# Proof by induction: finding a closed form solution

I need to prove the following by induction:

Let $p_{1}$, $p_{2}$, $p_{3}$, $...$, $p_{m}$ be distinct primes.

Let $a_{1}$, $a_{2}$, $a_{3}$, $...$, $a_{m}$ be positive integers.

Suppose the following...

$$N = (p_{1})^{a_{1}} * (p_{2})^{a_{2}} * (p_{3})^{a_{3}} * ... * (p_{m})^{a_{m}}$$

How many divisors does $N$ have?

I thought about it, and concluded that given that we're working with distinct primes, the following is true:

$$\# \hspace{.2cm}of\hspace{.2cm} Divisors\hspace{.2cm} of\hspace{.2cm} N = (a_{1} + 1) + (a_{2} + 1) + (a_{3} + 1) + ... + (a_{m} + 1)$$

The problem is that I haven't done a proof by induction in a long time, and I think that I remember how to do it once I have the closed form, but I'm not sure how to turn the above equation into a closed form solution.

I vaguely remember using summation notation to get closed form solutions, so I attempted to turn this into a summation as well (which I may have done incorrectly):

$$\# \hspace{.2cm}of\hspace{.2cm} Divisors\hspace{.2cm} of\hspace{.2cm} N = (\sum_{i = 1}^{m} a_{i}) + m$$

I also know that the closed form of $(\sum_{i = 1}^{n} i)$ is ${[n(n+1)]}\div{2}$, but I'm not sure if the index numbers $1 - n$ have to be consecutive in order for that to work, and they aren't necessarily consecutive in this particular case.

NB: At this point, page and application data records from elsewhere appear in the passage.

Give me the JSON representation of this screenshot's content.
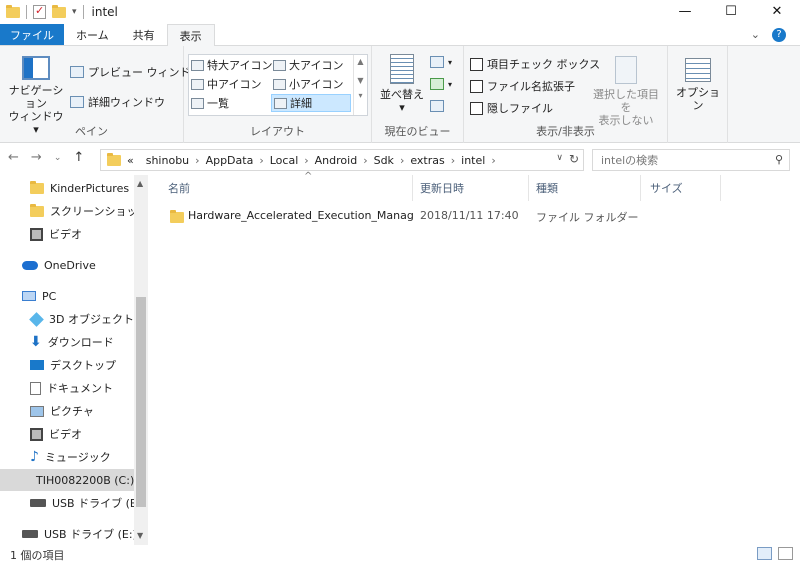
{
  "window": {
    "title": "intel",
    "minimize": "—",
    "maximize": "☐",
    "close": "✕"
  },
  "tabs": [
    "ファイル",
    "ホーム",
    "共有",
    "表示"
  ],
  "active_tab": "表示",
  "ribbon": {
    "pane_group": {
      "label": "ペイン",
      "nav_pane_label_1": "ナビゲーション",
      "nav_pane_label_2": "ウィンドウ ▾",
      "preview": "プレビュー ウィンドウ",
      "details": "詳細ウィンドウ"
    },
    "layout_group": {
      "label": "レイアウト",
      "items": [
        "特大アイコン",
        "大アイコン",
        "中アイコン",
        "小アイコン",
        "一覧",
        "詳細"
      ],
      "selected": "詳細"
    },
    "current_view_group": {
      "label": "現在のビュー",
      "sort_label_1": "並べ替え",
      "sort_label_2": "▾"
    },
    "show_hide_group": {
      "label": "表示/非表示",
      "checkbox_1": "項目チェック ボックス",
      "checkbox_2": "ファイル名拡張子",
      "checkbox_3": "隠しファイル",
      "hide_selected_1": "選択した項目を",
      "hide_selected_2": "表示しない"
    },
    "options": "オプション"
  },
  "address": {
    "prefix": "«",
    "crumbs": [
      "shinobu",
      "AppData",
      "Local",
      "Android",
      "Sdk",
      "extras",
      "intel"
    ],
    "search_placeholder": "intelの検索"
  },
  "nav_pane": {
    "items": [
      {
        "label": "KinderPictures",
        "icon": "folder-icon"
      },
      {
        "label": "スクリーンショット",
        "icon": "folder-icon"
      },
      {
        "label": "ビデオ",
        "icon": "video-icon"
      },
      {
        "label": "OneDrive",
        "icon": "cloud-icon"
      },
      {
        "label": "PC",
        "icon": "pc-icon"
      },
      {
        "label": "3D オブジェクト",
        "icon": "cube-icon"
      },
      {
        "label": "ダウンロード",
        "icon": "download-icon"
      },
      {
        "label": "デスクトップ",
        "icon": "desktop-icon"
      },
      {
        "label": "ドキュメント",
        "icon": "document-icon"
      },
      {
        "label": "ピクチャ",
        "icon": "picture-icon"
      },
      {
        "label": "ビデオ",
        "icon": "video-icon"
      },
      {
        "label": "ミュージック",
        "icon": "music-icon"
      },
      {
        "label": "TIH0082200B (C:)",
        "icon": "drive-icon"
      },
      {
        "label": "USB ドライブ (E:)",
        "icon": "drive-icon"
      },
      {
        "label": "USB ドライブ (E:)",
        "icon": "drive-icon"
      }
    ],
    "selected": "TIH0082200B (C:)"
  },
  "columns": {
    "name": "名前",
    "date": "更新日時",
    "type": "種類",
    "size": "サイズ"
  },
  "files": [
    {
      "name": "Hardware_Accelerated_Execution_Manag",
      "date": "2018/11/11 17:40",
      "type": "ファイル フォルダー",
      "size": ""
    }
  ],
  "status": {
    "item_count": "1 個の項目"
  },
  "colors": {
    "accent": "#1979ca",
    "folder": "#f3cd5c",
    "selection": "#cce8ff"
  }
}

Any help would be hugely appreciated.

$\Pi_{i=1}^{m} (a_m + 1)$